(b) It has provided an opportunity for money to be contributed; and
(c) It has promised to share profit with its contributors.
In the Menzgold case, all the elements of a profit-seeking business venture are present. It is clear that the gold dealership is offering investment contracts to its investors.
There is no denying that the investors have provided the capital and been promised share in the earnings and profits of the company. This type of business should not confuse anyone. The Securities Industry Act which created the Securities and Exchange Commission contemplated this business.
But the unasked question is: would the Menzgold experience bring about the end of Ponzi schemes in Ghana?

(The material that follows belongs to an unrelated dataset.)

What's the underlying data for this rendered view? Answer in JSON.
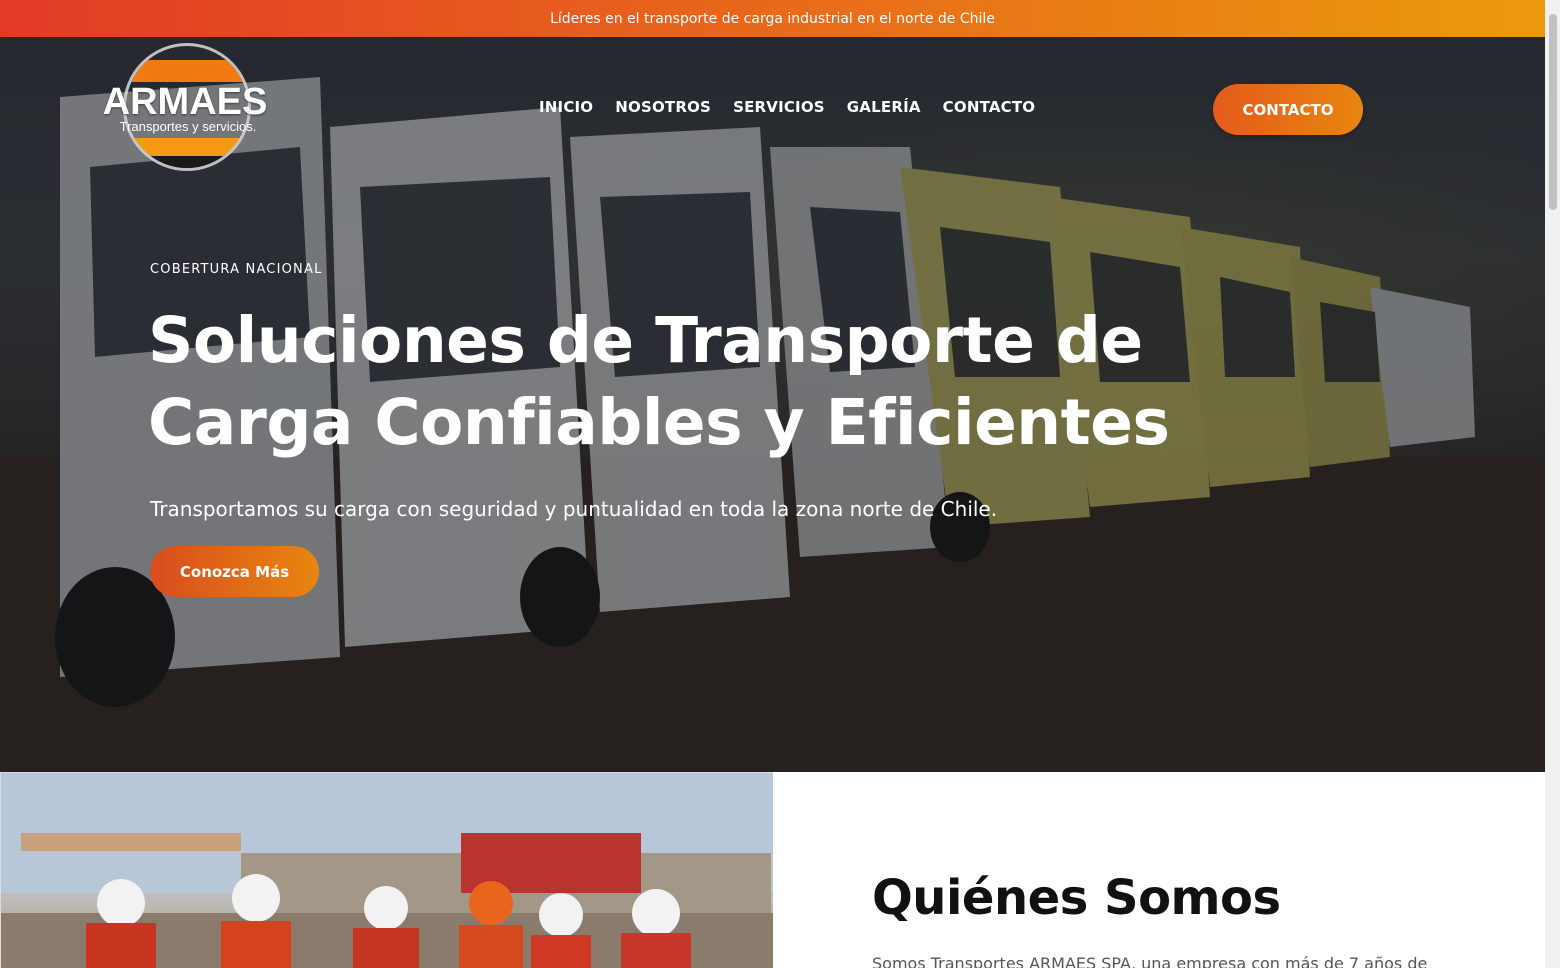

My response is: Did the DKM and God is Love saga drive away Ponzi schemers from the society?
Well, James Walsh believes the world has not seen the end of Ponzi schemers. Perhaps, your friend is one of them. Walsh noted the remarkable thing about Ponzi’s legacy is that, no matter how many times investors lose money, new schemes keep coming forward. And greedy, naïve people (I will add curious people) of all sorts line up to throw good money after bad.
How sure are you that your other investment is not another Ponzi scheme?
Kwabena Brakopowers is a journalist, novelist, and essayist whose works focus on politics, migration, social situation, economic and environmental issues. He spends his time writing either in Accra or Monrovia, where he calls his second home. He could be reached at Brakomen@outlook.com or visit www.brakopowers.com to read about him